39. Ibid. William’s version of Presendia’s escape is: “She ran away from her husband who is a dissenter and abused his wife. She brought with her, her youngest son and left her oldest son with his father who will eventually come to the Church.” A Mr. Ferguson accompanied Presendia. “She was hid three days in the woods while her husband searched the country for her but in vain. She could not be found by him.” William Huntington, Diary, 53.
[p.171] 47. Arrington, Brigham Young, 121. See also Jeffery Ogden Johnson, “Determining and Defining ‘Wife’: The Brigham Young Households,” Dialogue: A Journal of Mormon Thought 20 (Fall 1987): 57-70.
49. Brigham Young sent Elder Jesse C. Little to the eastern states in January 1846 in search of government programs that might benefit the Mormons. Congress had just declared war on Mexico and was organizing the movement of troops into the southwest territory. Little proposed that a contingent of Mormon soldiers join the effort so that the church could benefit from the salaries paid. Each man would receive an advance clothing allowance of $42 per man or $21,000 for the group. Despite the source of ready cash for the Mormons, it proved to be a mixed blessing. The departure of so many young men left women alone with children, already destitute and uncertain about how they would provide for themselves. The battalion increased to a full strength of 500 by the time it left for Fort Leavenworth on 1 August 1846. See John F. Yurtinus, “A Ram in the Thicket: A History of the Mormon Battalion in the Mexican War” (Ph.D. diss., Brigham Young University, 1975); David E. Atkinson and A. Kent Powell, Mormon Battalion Trail Guide (Salt Lake City: Utah State Historical Society, 1972); W. Ray Luce, “The Mormon Battalion: A Historical Accident,” Utah Historical Quarterly 42 (Winter 1974): 27-38; Sgt. Daniel Tyler, A Concise History of the Mormon Battalion in the Mexican War, 1846-1848 (Salt Lake City: Publishers Press, 1996); Carl V. Larson and Shirley N. Maynes, eds., Women of the Mormon Battalion (Salt Lake City: ABC Press, 1986).
69. Zina D. Huntington, Winter Quarters, Letter to Emily Partrige [sic] in Mount Pisgah, ca. late December 1846, Winter Quarters to Mt. Pisgah, Zina D. H. Young Collection. The letter can be roughly dated from her news that Eliza Partridge Lyman’s little son had been buried. Possibly a son of Joseph Smith, whose plural wife Eliza had been, this child had died in December 1846. Eliza Partridge Lyman, Autobiography and Journal, December 6-12, in Life and Journal of Eliza Maria Partridge Lyman (Salt Lake City: Historical Department, 1973): “The baby is dead and I mourn his loss. We have done the best we knew how for him, but nothing has done any good, he continued to fail from the time he was taken sick. My sister Caroline and I sat up every night with him and tried to save him from death for we could not bear to part with him, but we were powerless. The Lord took him and I will try to be reconciled and think that all is for the best. He was my greatest comfort and was nearly always in my arms. But he is gone and I cannot recall him, so I must prepare to meet him in another and I hope a happier world than this. I still have friends who are dear to me, if I had not I should wish to bid this world farewell, for it is full of disappointments and sorrow. But I believe that there is a power that watches over us and does all things right. He was buried on the west side of the Missouri on the second ridge back, the eleventh grave on the second row counting from right to left, the first row being farthest from the river. This will be no guide as the place cannot be found in a few years.”

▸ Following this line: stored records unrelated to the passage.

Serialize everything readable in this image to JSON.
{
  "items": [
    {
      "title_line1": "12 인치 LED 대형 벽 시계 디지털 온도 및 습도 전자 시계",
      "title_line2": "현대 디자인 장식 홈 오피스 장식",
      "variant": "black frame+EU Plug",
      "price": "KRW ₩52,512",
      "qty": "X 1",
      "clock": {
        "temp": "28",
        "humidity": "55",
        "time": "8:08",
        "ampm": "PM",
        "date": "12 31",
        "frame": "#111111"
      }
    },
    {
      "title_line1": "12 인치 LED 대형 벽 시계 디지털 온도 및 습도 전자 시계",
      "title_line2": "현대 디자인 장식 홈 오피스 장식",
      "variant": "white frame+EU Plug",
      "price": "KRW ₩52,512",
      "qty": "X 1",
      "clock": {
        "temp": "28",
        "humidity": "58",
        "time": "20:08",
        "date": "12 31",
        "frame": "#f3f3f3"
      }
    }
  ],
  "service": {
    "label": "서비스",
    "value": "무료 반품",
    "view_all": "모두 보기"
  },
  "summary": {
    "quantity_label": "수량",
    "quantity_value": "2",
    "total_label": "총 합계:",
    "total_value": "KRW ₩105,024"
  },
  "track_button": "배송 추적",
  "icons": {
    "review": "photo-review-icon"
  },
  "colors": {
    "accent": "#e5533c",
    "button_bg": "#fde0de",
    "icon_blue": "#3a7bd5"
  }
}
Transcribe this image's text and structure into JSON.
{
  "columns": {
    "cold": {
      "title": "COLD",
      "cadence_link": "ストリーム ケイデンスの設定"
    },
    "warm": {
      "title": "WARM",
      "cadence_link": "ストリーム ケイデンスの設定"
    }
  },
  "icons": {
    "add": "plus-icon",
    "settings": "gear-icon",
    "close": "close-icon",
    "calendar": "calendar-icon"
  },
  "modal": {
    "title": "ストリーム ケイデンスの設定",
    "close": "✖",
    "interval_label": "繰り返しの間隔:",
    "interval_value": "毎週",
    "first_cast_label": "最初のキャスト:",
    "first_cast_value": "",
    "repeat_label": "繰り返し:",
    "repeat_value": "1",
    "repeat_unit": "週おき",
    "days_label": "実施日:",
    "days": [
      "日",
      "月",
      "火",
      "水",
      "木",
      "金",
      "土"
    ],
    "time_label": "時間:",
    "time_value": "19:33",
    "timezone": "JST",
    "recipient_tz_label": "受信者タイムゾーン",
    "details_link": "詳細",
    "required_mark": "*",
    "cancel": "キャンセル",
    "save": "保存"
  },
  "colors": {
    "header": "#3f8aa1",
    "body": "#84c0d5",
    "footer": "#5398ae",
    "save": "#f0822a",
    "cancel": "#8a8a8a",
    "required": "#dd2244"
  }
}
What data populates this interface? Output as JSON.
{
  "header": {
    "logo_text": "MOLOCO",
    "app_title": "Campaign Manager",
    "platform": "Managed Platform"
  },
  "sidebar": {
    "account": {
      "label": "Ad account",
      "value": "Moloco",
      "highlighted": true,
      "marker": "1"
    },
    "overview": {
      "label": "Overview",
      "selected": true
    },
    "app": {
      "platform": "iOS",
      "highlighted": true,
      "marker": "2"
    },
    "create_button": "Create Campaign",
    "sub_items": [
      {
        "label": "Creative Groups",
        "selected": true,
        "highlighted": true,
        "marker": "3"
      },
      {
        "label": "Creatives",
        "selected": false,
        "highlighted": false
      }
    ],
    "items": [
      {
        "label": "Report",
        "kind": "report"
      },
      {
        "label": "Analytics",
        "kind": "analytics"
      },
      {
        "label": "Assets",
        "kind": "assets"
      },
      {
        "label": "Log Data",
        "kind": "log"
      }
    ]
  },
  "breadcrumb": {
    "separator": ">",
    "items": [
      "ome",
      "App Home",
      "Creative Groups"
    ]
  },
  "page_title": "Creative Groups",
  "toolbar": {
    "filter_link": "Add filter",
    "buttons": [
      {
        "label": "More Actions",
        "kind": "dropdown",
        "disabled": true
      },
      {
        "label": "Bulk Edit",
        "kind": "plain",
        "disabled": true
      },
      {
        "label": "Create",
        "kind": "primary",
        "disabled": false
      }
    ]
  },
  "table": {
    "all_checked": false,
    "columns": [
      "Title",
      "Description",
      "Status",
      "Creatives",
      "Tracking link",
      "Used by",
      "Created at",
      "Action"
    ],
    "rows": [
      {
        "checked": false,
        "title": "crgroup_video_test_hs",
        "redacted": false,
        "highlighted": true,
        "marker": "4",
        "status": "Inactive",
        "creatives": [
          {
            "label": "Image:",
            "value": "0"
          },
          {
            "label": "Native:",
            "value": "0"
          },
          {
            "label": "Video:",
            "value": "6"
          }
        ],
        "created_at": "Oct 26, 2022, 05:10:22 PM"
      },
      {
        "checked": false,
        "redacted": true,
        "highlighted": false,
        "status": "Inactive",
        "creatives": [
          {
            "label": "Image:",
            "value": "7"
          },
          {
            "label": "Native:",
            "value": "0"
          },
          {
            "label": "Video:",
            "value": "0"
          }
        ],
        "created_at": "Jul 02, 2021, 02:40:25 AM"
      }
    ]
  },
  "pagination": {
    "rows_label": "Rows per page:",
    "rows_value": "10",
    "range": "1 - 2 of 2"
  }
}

71. Eliza Roxcy Snow, “Trail Diary, June 1847-September 1849,” in Beecher, Personal Writings of Eliza Roxcy Snow, 113-75; Patty Bartlett Sessions, Journal, 14 February, 8 March, 9 May, 3 June 1847, typescript, Utah State Historical Society.
84. Carroll Smith-Rosenberg, “The Female World of Love and Ritual: Relations Between Women in Nineteenth-Century America,” in Michael Gordon, ed., The American Family in Social-Historical Perspective (New York: St. Martin’s Press), 411-35.